Thursday night, the eight candidates running for the presidency finished their campaigns. They are: Carolina Goic (Christian Democrat), Jose Antonio Kast (Independent, former UDI), Alejandro Guiller (Fuerza de la Mayoría), Beatriz Sanchez (Frente Amplio), Marco Enriquez-Ominami (PRO), Alejandro Navarro (PAIS), Eduardo Artes (Unión Patriótica) and former president, Sebastián Piñera (Chile Vamos).
The Center of Public Studies (CEP) predicts Piñera as the winner, with 44.4% of the votes, followed by Guiller (19.7%), and Sanchez (8.5%).
However, hours away from the vote, the electoral outlook is not encouraging. A law passed in 2015 restricted most of the candidates spending and prohibited political advertising in the streets. The current electoral climate is very different from that of past elections, in which established political parties filled the streets with fliers and other publicity goods. Also, since 2012, Chile has a system of voluntary voting.
Statistics project that nearly 60% of voters will abstain, for this reason, the United Nations Development Program, launched a joint campaign with different organizations, universities and public institutions to promote a high voter turnout.
Regardless of the trend, the UNDP says that “voter turnout in electoral processes in Chile has been systematically declining since the end of the nineties”.

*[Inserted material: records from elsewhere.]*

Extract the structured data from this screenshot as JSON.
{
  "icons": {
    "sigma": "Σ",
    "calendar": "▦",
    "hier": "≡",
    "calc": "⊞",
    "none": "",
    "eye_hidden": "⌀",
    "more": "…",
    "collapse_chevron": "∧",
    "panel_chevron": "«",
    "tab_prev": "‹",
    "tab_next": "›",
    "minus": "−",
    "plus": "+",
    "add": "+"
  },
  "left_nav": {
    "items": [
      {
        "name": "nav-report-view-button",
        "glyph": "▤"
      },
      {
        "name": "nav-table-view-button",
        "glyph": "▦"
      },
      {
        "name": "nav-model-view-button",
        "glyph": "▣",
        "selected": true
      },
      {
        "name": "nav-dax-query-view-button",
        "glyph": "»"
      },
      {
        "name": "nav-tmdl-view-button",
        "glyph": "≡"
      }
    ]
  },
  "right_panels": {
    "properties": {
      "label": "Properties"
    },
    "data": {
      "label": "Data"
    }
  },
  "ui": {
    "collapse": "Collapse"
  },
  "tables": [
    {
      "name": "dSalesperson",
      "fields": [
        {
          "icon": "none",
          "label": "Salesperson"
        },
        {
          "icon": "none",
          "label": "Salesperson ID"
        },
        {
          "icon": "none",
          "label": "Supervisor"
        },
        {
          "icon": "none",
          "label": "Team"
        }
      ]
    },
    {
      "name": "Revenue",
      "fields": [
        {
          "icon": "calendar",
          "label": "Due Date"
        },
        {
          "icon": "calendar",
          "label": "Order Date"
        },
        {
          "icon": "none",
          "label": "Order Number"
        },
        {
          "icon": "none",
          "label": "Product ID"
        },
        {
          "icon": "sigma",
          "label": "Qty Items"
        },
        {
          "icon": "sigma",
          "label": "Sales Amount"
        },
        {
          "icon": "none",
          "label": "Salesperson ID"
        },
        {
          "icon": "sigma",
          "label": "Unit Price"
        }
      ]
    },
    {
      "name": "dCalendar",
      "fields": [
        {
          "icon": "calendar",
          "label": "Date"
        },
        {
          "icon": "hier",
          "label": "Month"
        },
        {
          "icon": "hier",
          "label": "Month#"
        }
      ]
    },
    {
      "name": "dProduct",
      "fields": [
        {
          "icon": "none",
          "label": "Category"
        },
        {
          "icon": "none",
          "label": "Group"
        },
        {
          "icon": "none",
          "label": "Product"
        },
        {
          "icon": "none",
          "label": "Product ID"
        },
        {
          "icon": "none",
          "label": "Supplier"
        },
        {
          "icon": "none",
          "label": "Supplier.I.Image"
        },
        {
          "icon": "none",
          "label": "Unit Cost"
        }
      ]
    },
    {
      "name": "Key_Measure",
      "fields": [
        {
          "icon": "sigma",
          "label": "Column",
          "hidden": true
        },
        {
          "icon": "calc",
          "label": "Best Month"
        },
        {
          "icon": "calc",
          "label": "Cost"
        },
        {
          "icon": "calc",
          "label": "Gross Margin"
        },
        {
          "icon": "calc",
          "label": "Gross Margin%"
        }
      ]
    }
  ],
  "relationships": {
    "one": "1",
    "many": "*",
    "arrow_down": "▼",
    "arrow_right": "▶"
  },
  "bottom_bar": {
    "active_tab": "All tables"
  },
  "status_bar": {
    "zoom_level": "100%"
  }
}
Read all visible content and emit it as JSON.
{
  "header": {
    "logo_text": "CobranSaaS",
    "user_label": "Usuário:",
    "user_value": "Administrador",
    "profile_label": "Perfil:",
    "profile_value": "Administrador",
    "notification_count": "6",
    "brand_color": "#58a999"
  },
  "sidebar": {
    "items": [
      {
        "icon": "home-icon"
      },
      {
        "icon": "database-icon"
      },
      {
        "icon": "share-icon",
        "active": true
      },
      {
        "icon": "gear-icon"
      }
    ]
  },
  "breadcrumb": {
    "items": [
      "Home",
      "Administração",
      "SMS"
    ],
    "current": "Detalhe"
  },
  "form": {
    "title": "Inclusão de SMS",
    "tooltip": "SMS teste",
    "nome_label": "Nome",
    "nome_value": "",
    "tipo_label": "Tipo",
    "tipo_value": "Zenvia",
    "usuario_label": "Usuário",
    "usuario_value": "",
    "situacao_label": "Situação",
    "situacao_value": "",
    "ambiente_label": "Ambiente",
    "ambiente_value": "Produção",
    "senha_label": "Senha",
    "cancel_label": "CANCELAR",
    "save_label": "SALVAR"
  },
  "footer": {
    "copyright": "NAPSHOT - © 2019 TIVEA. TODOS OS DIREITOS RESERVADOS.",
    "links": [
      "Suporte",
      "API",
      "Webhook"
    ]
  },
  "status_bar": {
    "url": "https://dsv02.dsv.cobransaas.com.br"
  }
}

In total, 14.3 million Chileans are eligible to vote. Also, for the first time, the 39,137 Chileans living abroad that registered in the electoral census will be allowed to vote. In order to carry the voting process abroad, a simultaneous project will be carried out in 54 countries. Most Chilean voters abroad live in Argentina (19%), the United States (13.7%) and Spain (8%).